Out May 19
Before they were Jimmy Fallon’s house band, The Roots were one of the most dynamic and socially conscious groups in hip-hop. “When the People Cheer” reminds us of how great they are as pure rappers, and it’s got a cool stop-motion video to boot.
Swans - To Be Kind (LP, Two-CD Set, Deluxe Two-CD/DVD Set, Download)
Swans records are more like happenings, unforgettable experiences you have to sit down and pay attention to. The two-hour To Be Kind, released 21 months after the similarly epic The Seer, is no exception. Sounds wriggle, writhe and heave on the hilariously titled “Screen Shot,” but Swans also seem to have more control than ever—these sounds are speaking to one another, albeit in some unspoken language, not creating a cacophony. The effect can be paralyzing. Listening to “Just a Little Boy (For Chester Burnett)” feels like staring into the darkest night, accompanied by a country sway and Michael Gira’s chants, which grow suddenly violent—“I’m just a little boy!” he cries repeatedly, while the guitars bellow and sigh with increasing pronunciation and sampled laughter ups the creep factor into Lynch territory. Gira growls “I need love” like it’s a threat. Meanwhile, “A Little God in my Hands” is Swans’ version of a pop song—thumping percussion (think Tom Waits) meets multiple voices singing over each other, while eerie backwoods instrumentation and sudden noise explosions burst out of nowhere but somehow still leave you bobbing your head along as Gira repeats evocative adjectives (“forever hateful, forever beautiful, forever needing, forever reaching”). It’s easy to attribute pagan imagery to Swans’ music and say it sounds like a sÃ©ance or something, but the 34-minute “Bring the Sun/Toussaint L’Overture” really does sound like the soundtrack to a sacrifice, or at least some wicked feast. Its slow, long build demands patience, but Gira’s always charismatic voice makes it worth the trip.
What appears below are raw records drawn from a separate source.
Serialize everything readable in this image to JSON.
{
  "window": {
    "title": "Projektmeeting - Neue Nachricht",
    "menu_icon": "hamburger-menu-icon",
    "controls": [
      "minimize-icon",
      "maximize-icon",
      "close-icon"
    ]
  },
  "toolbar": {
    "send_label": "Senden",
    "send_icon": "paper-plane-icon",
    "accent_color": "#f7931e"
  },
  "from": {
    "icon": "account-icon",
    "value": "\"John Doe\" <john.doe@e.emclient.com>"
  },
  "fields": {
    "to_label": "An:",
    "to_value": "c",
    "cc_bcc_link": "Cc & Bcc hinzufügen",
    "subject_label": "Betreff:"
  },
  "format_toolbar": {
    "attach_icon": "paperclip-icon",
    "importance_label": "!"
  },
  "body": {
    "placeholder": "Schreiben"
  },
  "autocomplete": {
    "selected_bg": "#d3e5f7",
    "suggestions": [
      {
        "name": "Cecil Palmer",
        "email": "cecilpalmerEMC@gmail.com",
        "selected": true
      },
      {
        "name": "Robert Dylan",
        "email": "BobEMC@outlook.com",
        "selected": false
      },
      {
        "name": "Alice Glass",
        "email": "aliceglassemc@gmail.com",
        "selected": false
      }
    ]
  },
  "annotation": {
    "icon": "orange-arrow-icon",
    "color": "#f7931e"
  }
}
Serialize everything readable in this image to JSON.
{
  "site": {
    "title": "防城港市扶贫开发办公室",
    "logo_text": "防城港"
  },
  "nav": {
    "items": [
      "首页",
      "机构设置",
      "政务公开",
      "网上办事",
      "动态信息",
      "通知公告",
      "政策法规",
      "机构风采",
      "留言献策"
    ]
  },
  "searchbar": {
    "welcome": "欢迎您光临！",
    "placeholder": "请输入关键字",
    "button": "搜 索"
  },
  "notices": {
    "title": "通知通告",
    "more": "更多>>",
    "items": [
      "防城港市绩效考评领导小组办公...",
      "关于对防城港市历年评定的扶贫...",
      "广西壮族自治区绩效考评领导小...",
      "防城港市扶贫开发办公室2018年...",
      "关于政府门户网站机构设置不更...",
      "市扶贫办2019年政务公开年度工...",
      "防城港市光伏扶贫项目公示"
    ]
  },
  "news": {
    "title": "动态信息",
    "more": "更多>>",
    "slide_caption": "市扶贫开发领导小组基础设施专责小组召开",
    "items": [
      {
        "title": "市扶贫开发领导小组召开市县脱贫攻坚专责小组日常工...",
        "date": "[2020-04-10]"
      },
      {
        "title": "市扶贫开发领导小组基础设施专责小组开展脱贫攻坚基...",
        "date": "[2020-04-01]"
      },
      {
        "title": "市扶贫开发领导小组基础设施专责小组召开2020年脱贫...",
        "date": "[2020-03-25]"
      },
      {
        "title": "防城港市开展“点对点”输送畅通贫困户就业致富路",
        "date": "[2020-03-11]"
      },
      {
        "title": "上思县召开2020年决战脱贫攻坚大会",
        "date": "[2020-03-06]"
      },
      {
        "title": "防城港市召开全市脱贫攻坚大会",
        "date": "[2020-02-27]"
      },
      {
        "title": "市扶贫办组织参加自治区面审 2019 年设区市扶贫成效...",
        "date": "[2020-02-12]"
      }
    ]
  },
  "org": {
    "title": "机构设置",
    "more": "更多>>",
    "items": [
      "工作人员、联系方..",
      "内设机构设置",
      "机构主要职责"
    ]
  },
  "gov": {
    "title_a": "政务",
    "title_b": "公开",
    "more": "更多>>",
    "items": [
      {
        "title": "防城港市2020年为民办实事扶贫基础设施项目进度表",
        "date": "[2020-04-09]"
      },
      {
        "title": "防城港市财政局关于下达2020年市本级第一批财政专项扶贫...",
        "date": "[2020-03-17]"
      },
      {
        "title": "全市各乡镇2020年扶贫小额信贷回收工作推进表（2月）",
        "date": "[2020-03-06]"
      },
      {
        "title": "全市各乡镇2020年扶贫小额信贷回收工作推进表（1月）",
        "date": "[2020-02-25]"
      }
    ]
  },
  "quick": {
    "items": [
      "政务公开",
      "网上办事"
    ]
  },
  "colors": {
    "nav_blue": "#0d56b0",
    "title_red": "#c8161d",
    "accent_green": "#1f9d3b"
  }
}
tUnE-yArDs’ Merrill Garbus has always seemed outright phobic of sounding like anyone else, mangling her elastic voice, drums loops and kitchen-sink instrumentation into a cartoonish assembling of sounds that only slightly resembles other indie pop of its ilk. “On the one hand, there is what sounds good, on the other there is what’s true,” she sings on the relatively low-key “Look Around,” as if addressing any criticisms of her music head-on. However, Nikki Nack's strength comes from Garbus' ability to wrangle her wild ideas into instantly memorable pop songs that are still nonetheless really effing strange. Whether she’s inventing new hopscotch cheers with Busta Rhymes references on “Water Fountain,” skipping along cabaret-jazz vibes on “Real Thing” or creating alien freestyle jams like “Sink-O” and “Wait for a Minute,” Garbus remains definitely tuned to her own frequency. However, these songs are as rife with hooks as they are loaded with tangents and unstoppable energy. The songs that aren’t as concerned with rule-breaking on Nikki Nack are almost more striking in that they reveal the power of Garbus’ incredible voice and her ability to make even a seemingly straightforward song hauntingly unusual, as on songs like “Time of Dark,” which reveal themselves to be highlights upon repeated listens. tUnE-yArDs still isn’t for everyone—there’s a childlike reading called “Why Do We Dine on the Tots?” that’s a bit of groan-worthy performance art—but listeners who may have shied away from tUnE-yArDs bizzaro pop in the past will find lots to feast on here, as Nikki Nack is always more intriguing than off-putting in its otherness. Listening requires plenty of trust, but Garbus makes falling down the rabbit hole with her well worth it on Nikki Nack.